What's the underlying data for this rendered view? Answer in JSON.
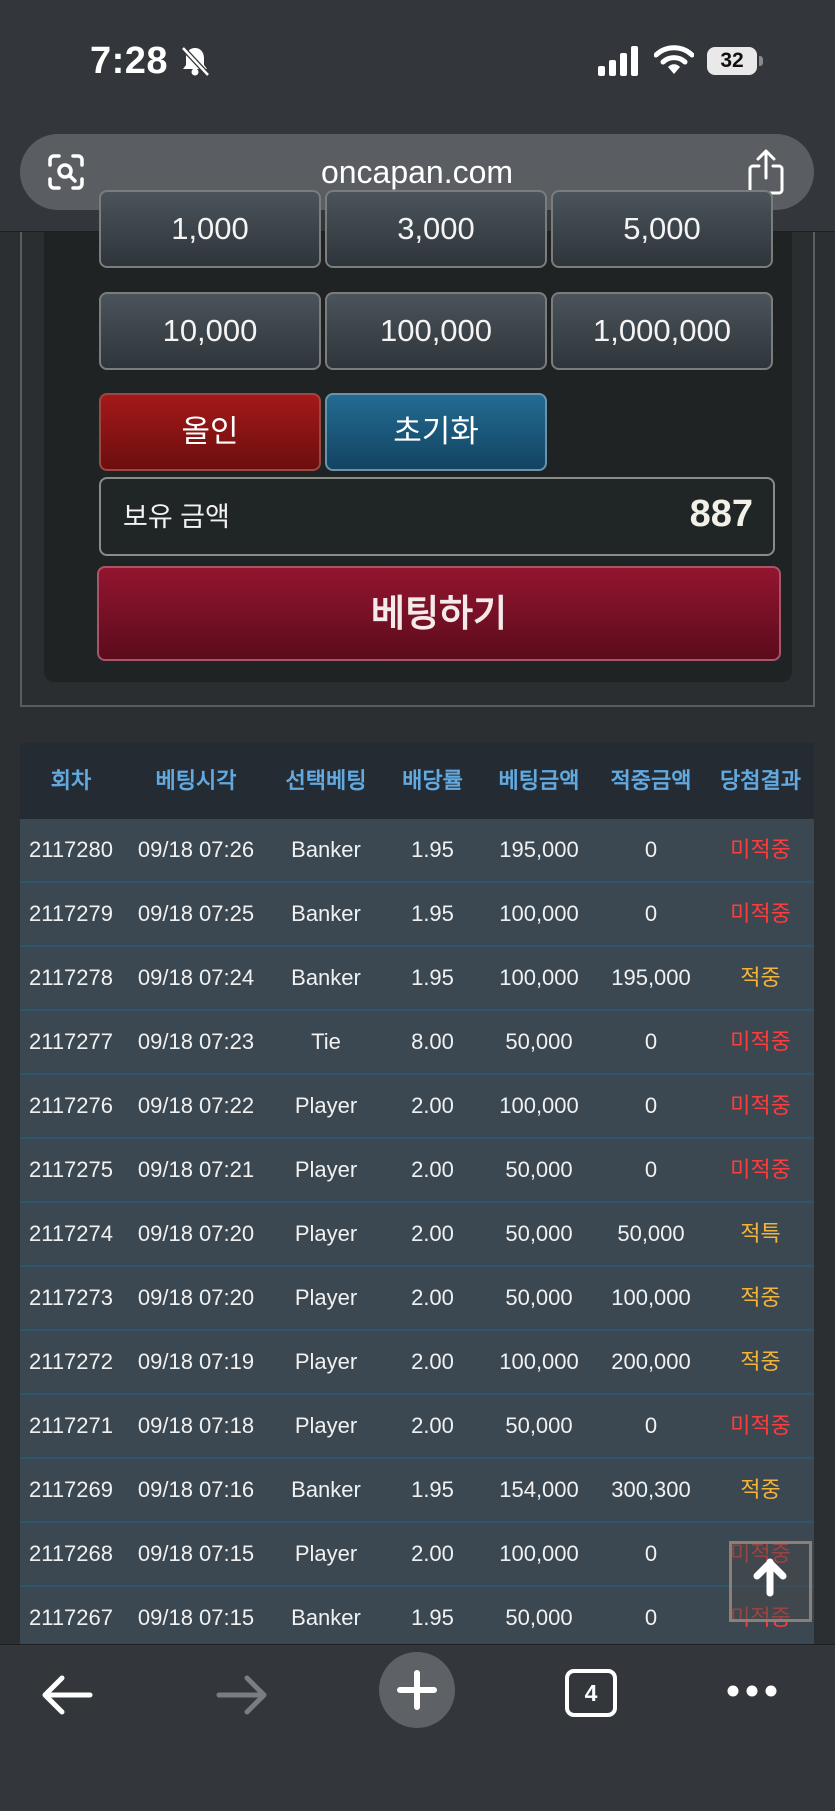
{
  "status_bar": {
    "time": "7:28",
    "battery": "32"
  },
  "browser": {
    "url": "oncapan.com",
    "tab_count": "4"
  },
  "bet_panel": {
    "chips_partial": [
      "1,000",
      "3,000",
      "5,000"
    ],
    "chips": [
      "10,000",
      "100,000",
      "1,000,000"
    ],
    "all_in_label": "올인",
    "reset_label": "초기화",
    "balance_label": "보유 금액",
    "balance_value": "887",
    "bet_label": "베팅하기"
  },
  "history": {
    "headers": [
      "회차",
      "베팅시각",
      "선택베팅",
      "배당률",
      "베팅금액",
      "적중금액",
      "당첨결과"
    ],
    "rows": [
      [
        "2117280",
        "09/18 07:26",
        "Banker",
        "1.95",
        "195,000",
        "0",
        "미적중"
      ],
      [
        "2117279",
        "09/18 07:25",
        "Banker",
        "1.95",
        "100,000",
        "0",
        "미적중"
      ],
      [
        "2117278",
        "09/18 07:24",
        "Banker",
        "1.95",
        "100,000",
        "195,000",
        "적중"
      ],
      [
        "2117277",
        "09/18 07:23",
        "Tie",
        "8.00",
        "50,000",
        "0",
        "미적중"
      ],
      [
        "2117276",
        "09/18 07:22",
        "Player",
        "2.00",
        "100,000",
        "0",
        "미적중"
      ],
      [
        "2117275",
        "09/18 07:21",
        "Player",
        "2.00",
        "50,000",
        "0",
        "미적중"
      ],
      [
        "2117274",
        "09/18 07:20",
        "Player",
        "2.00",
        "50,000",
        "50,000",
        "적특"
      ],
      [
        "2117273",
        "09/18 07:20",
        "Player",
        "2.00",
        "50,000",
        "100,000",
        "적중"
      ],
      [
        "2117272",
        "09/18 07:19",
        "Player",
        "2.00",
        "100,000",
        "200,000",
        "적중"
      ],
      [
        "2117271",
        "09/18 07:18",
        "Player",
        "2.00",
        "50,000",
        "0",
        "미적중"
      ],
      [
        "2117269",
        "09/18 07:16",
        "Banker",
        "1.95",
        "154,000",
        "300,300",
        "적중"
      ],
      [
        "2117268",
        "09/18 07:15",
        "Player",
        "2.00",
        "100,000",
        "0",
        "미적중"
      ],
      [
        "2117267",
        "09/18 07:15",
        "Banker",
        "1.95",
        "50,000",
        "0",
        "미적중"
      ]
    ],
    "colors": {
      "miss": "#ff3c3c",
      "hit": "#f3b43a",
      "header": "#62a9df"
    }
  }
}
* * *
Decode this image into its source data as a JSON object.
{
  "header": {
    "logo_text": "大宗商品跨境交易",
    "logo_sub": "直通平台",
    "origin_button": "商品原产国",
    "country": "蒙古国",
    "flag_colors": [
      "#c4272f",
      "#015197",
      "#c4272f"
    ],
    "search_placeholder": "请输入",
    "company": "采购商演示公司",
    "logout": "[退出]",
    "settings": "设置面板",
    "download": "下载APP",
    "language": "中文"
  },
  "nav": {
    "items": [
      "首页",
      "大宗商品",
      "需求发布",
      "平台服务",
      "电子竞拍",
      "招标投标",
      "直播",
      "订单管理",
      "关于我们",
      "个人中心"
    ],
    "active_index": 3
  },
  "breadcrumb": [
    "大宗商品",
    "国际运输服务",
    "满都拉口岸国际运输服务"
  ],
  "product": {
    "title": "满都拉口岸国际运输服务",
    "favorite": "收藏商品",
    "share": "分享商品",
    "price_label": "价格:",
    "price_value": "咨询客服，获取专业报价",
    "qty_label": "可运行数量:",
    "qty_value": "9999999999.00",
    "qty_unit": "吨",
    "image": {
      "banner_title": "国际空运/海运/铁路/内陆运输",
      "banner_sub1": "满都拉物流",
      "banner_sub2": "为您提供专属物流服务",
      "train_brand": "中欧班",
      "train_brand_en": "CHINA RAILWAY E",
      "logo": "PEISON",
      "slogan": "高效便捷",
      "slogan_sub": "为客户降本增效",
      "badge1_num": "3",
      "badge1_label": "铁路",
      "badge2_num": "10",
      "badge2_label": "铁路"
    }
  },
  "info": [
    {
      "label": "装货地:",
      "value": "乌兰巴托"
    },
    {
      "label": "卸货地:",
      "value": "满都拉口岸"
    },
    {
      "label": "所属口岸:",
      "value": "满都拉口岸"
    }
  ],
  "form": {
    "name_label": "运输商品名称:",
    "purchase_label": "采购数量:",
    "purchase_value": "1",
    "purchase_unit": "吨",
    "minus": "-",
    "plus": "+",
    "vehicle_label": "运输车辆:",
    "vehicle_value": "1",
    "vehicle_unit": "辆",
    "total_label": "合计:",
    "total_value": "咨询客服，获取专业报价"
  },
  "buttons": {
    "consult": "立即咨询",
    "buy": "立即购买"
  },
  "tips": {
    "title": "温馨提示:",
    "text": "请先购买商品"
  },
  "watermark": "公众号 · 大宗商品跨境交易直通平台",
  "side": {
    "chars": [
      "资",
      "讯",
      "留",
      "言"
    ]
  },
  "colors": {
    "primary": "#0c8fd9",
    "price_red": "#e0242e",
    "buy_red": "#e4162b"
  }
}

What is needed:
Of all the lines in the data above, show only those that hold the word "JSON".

Completed task:
What's the underlying data for this rendered view? Answer in JSON.
Decode this image into its source data as a JSON object.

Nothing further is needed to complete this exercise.